By George Morara
Pregnant mothers are set to benefit from a new technology designed by GE Healthcare for ultrasound screening. This means that lifethreatening pregnancy complications can easily be corrected. 7, 000 women will receive their first ultrasound screening during their current pregnancy in the next 9 months.
At hand to provide this service are twelve nurses and clinical officers who have received over 70 hours of training on the use of GE Healthcare’s portable handheld ultrasound device. GE Healthcare said in a statement, the device is designed to help primary healthcare workers estimate gestational age, better plan and manage pregnancies, and conduct examinations that may result in the early detection of potentially lifethreatening pregnancy complications.
The collaboration is in line with Kisumu County’s healthcare mission to achieve Universal Healthcare Access through responsive and sustainable technologically-driven evidence-based and client centred health system. Su b s e q u e n t l y, t h e c o u n t y government announced a new maternal and newborn health initiative aimed at mobilising expectant women to seek antenatal screenings to improve maternal and new-born outcomes in the county.
In addition to the equipment and training, GE Healthcare will provide monitoring and evaluation advisory support to the county. Kisumu County Executive Committee member in charge of Health and Sanitation Dr. Rosemary Obara said the innovative program is a key part of the Universal Health Coverage (UHC) rollout in Kisumu County and the rest of the country.

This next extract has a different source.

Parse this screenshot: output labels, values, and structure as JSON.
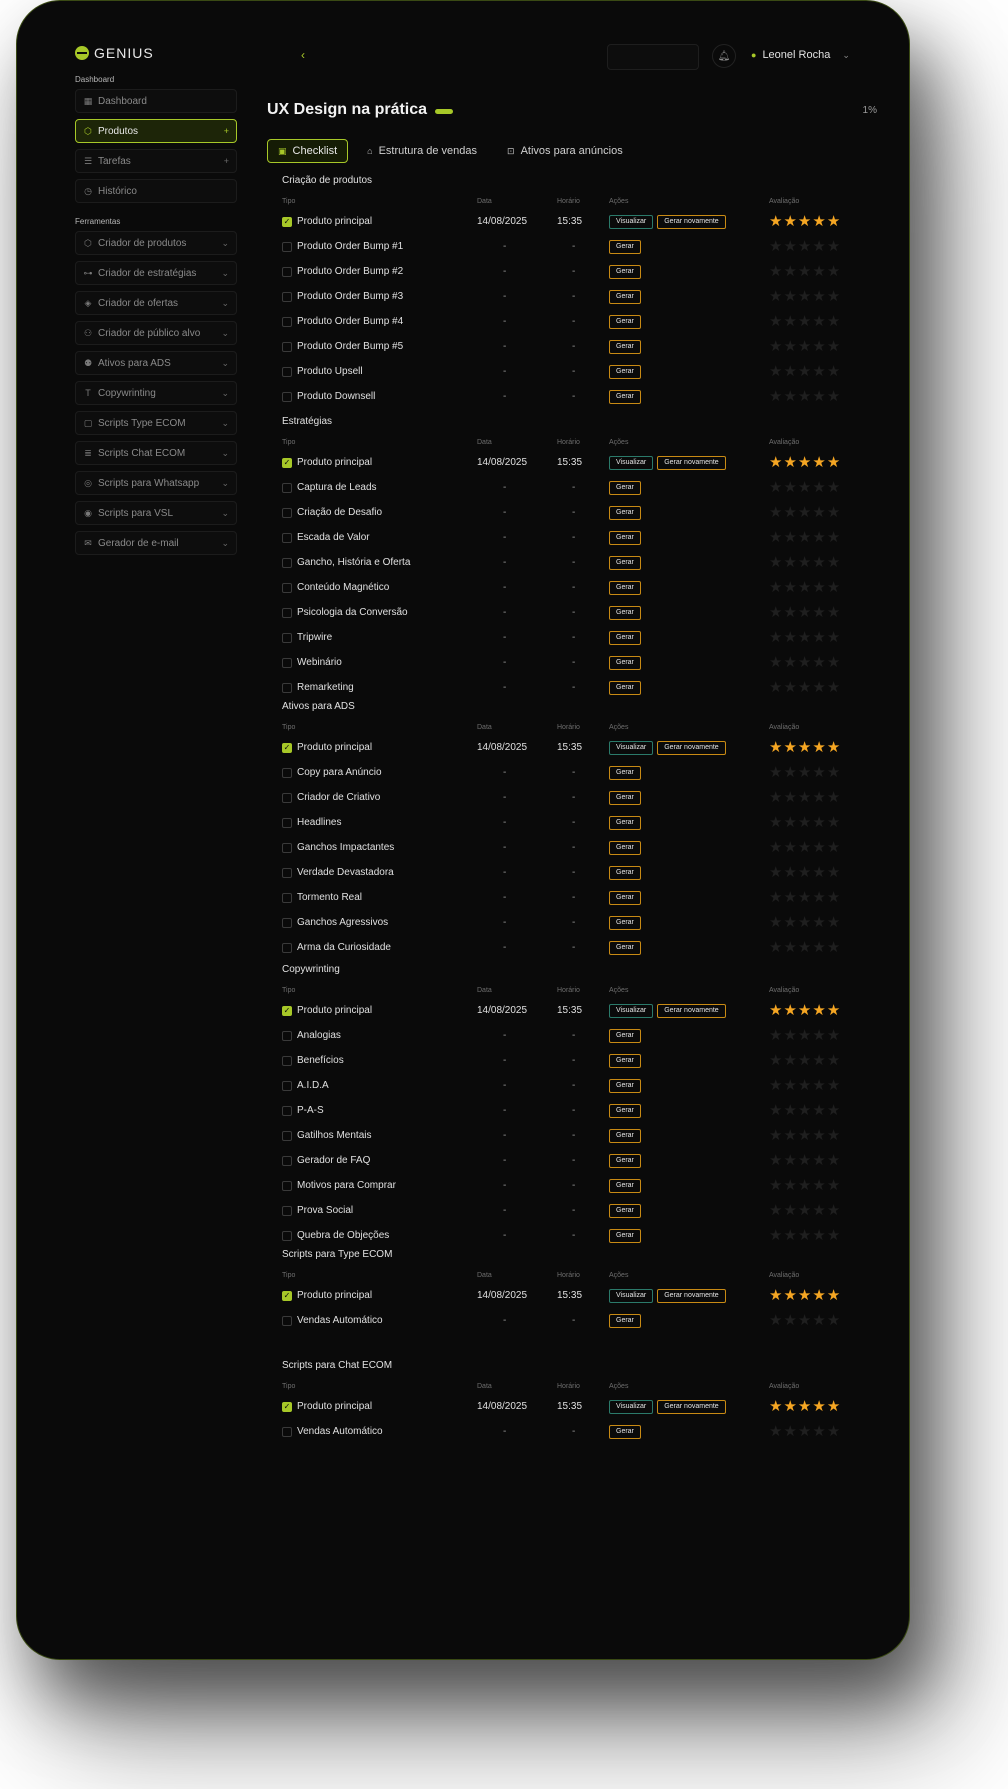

“Our UHC Strategy seeks to strengthen the health provision chain from the family level to the referral facilities. These easy to use equipment and the training will go a long way in equipping the maternal health providers at the lower level facilities with the requisite tools to support the management of maternal health especially prenatal and new-born management,” she added.
Dr Obara was speaking at the Jaramogi Oginga Odinga Teaching and Referral Hospital after the training of healthcare workers from six facilities located in five of the county’s seven subcounties selected for the program. The collaboration is in line with Kisumu County’s healthcare mission to transform the livelihoods of the people in the County through responsive and sustainable technologically-driven evidence-based and client centred health system for accelerated attainment of highest standards of health. Farid Fezoua, Vice President, CEO & President GE Africa and GE Healthcare, Africa, said the company is proud to support better outcomes for maternal, newborn, and child health across Africa.
“We are firmly committed to serving as a partner in the development of healthcare in Kenya and pleased to collaborate with the Kisumu County government. We believe strengthening primary healthcare is an essential step in supporting governments in the attainment of Universal Health Coverage,” he added. Kisumu Governor Prof Anyang’ Nyong’o earlier this year pledged to scale up operations in all hospitals and health centres in the County to seamlessly integrate health systems in achieving the UHC commitment.
His administration has allocated 30 per cent of its annual budget on healthcare according to the governor, a move he believed will revamp the county’s health structure. GE has been implementing 17 similar primary healthcare (PHC) programs that link care from “community to the hospital” in seven countries in the last three years. “GE implements its PHC programs via a collaborative framework of strategic partners and stakeholders that includes governments, funding agencies, professional associations, local NGOs, academic institutions, among others,” Fezoua added.
These programs are currently running in Ethiopia, Ghana, Kenya, Nigeria, Sierra Leone, South Africa, and Tanzania. Fezoua said they have delivered measurable impact in terms of improved maternal and newborn outcomes, over 100,000 expectant women and newborns have directly benefitted, and trained, including task shifting another 1,100 primary healthcare workers.